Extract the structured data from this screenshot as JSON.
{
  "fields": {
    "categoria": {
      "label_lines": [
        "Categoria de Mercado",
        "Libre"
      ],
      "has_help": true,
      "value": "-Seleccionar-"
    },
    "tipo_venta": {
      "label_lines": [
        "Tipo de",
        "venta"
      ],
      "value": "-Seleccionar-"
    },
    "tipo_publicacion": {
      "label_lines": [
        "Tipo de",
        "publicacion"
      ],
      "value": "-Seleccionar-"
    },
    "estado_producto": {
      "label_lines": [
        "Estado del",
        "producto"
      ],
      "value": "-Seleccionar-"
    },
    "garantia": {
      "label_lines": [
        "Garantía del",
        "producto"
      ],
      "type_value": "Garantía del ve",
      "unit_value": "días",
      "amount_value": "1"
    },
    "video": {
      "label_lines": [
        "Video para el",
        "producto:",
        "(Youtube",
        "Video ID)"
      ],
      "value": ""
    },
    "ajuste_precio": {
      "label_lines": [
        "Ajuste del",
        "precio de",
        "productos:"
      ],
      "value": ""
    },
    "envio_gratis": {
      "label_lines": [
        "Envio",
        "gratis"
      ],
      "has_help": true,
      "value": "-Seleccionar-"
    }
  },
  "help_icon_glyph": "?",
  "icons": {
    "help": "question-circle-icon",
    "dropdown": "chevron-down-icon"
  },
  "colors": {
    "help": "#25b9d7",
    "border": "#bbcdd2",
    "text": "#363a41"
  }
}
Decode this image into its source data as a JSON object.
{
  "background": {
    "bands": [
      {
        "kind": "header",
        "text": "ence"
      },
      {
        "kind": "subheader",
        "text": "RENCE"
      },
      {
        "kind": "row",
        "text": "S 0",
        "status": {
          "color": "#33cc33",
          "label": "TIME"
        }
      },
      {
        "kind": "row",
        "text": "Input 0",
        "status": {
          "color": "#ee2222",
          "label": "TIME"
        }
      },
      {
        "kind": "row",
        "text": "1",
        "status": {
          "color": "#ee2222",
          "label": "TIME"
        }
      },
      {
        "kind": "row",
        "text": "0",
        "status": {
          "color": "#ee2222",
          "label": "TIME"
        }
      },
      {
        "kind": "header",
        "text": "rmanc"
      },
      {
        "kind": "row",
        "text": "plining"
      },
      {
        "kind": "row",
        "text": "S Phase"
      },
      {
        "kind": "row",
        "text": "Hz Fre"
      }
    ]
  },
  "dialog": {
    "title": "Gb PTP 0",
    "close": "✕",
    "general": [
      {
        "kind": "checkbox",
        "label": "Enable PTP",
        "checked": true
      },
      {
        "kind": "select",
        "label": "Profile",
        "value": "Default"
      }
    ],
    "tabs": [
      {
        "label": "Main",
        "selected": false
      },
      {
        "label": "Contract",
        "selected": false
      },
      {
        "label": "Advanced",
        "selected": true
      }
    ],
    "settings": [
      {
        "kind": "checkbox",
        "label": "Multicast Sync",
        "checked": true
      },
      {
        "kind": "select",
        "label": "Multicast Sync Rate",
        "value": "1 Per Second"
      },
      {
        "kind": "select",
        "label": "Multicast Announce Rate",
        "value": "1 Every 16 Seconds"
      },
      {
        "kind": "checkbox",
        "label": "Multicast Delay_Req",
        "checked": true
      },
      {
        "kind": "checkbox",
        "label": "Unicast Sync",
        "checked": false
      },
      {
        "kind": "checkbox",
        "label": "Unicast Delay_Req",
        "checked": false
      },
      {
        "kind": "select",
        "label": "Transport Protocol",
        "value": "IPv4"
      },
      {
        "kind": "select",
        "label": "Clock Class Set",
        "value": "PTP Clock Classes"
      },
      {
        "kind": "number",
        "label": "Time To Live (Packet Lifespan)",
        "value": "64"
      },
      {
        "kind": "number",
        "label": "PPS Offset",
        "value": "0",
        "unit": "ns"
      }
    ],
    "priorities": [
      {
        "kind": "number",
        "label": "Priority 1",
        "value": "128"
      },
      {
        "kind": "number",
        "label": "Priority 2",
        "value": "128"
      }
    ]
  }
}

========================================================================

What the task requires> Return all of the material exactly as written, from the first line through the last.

Answer section>
Extract the structured data from this screenshot as JSON.
{
  "fields": {
    "categoria": {
      "label_lines": [
        "Categoria de Mercado",
        "Libre"
      ],
      "has_help": true,
      "value": "-Seleccionar-"
    },
    "tipo_venta": {
      "label_lines": [
        "Tipo de",
        "venta"
      ],
      "value": "-Seleccionar-"
    },
    "tipo_publicacion": {
      "label_lines": [
        "Tipo de",
        "publicacion"
      ],
      "value": "-Seleccionar-"
    },
    "estado_producto": {
      "label_lines": [
        "Estado del",
        "producto"
      ],
      "value": "-Seleccionar-"
    },
    "garantia": {
      "label_lines": [
        "Garantía del",
        "producto"
      ],
      "type_value": "Garantía del ve",
      "unit_value": "días",
      "amount_value": "1"
    },
    "video": {
      "label_lines": [
        "Video para el",
        "producto:",
        "(Youtube",
        "Video ID)"
      ],
      "value": ""
    },
    "ajuste_precio": {
      "label_lines": [
        "Ajuste del",
        "precio de",
        "productos:"
      ],
      "value": ""
    },
    "envio_gratis": {
      "label_lines": [
        "Envio",
        "gratis"
      ],
      "has_help": true,
      "value": "-Seleccionar-"
    }
  },
  "help_icon_glyph": "?",
  "icons": {
    "help": "question-circle-icon",
    "dropdown": "chevron-down-icon"
  },
  "colors": {
    "help": "#25b9d7",
    "border": "#bbcdd2",
    "text": "#363a41"
  }
}
Decode this image into its source data as a JSON object.
{
  "background": {
    "bands": [
      {
        "kind": "header",
        "text": "ence"
      },
      {
        "kind": "subheader",
        "text": "RENCE"
      },
      {
        "kind": "row",
        "text": "S 0",
        "status": {
          "color": "#33cc33",
          "label": "TIME"
        }
      },
      {
        "kind": "row",
        "text": "Input 0",
        "status": {
          "color": "#ee2222",
          "label": "TIME"
        }
      },
      {
        "kind": "row",
        "text": "1",
        "status": {
          "color": "#ee2222",
          "label": "TIME"
        }
      },
      {
        "kind": "row",
        "text": "0",
        "status": {
          "color": "#ee2222",
          "label": "TIME"
        }
      },
      {
        "kind": "header",
        "text": "rmanc"
      },
      {
        "kind": "row",
        "text": "plining"
      },
      {
        "kind": "row",
        "text": "S Phase"
      },
      {
        "kind": "row",
        "text": "Hz Fre"
      }
    ]
  },
  "dialog": {
    "title": "Gb PTP 0",
    "close": "✕",
    "general": [
      {
        "kind": "checkbox",
        "label": "Enable PTP",
        "checked": true
      },
      {
        "kind": "select",
        "label": "Profile",
        "value": "Default"
      }
    ],
    "tabs": [
      {
        "label": "Main",
        "selected": false
      },
      {
        "label": "Contract",
        "selected": false
      },
      {
        "label": "Advanced",
        "selected": true
      }
    ],
    "settings": [
      {
        "kind": "checkbox",
        "label": "Multicast Sync",
        "checked": true
      },
      {
        "kind": "select",
        "label": "Multicast Sync Rate",
        "value": "1 Per Second"
      },
      {
        "kind": "select",
        "label": "Multicast Announce Rate",
        "value": "1 Every 16 Seconds"
      },
      {
        "kind": "checkbox",
        "label": "Multicast Delay_Req",
        "checked": true
      },
      {
        "kind": "checkbox",
        "label": "Unicast Sync",
        "checked": false
      },
      {
        "kind": "checkbox",
        "label": "Unicast Delay_Req",
        "checked": false
      },
      {
        "kind": "select",
        "label": "Transport Protocol",
        "value": "IPv4"
      },
      {
        "kind": "select",
        "label": "Clock Class Set",
        "value": "PTP Clock Classes"
      },
      {
        "kind": "number",
        "label": "Time To Live (Packet Lifespan)",
        "value": "64"
      },
      {
        "kind": "number",
        "label": "PPS Offset",
        "value": "0",
        "unit": "ns"
      }
    ],
    "priorities": [
      {
        "kind": "number",
        "label": "Priority 1",
        "value": "128"
      },
      {
        "kind": "number",
        "label": "Priority 2",
        "value": "128"
      }
    ]
  }
}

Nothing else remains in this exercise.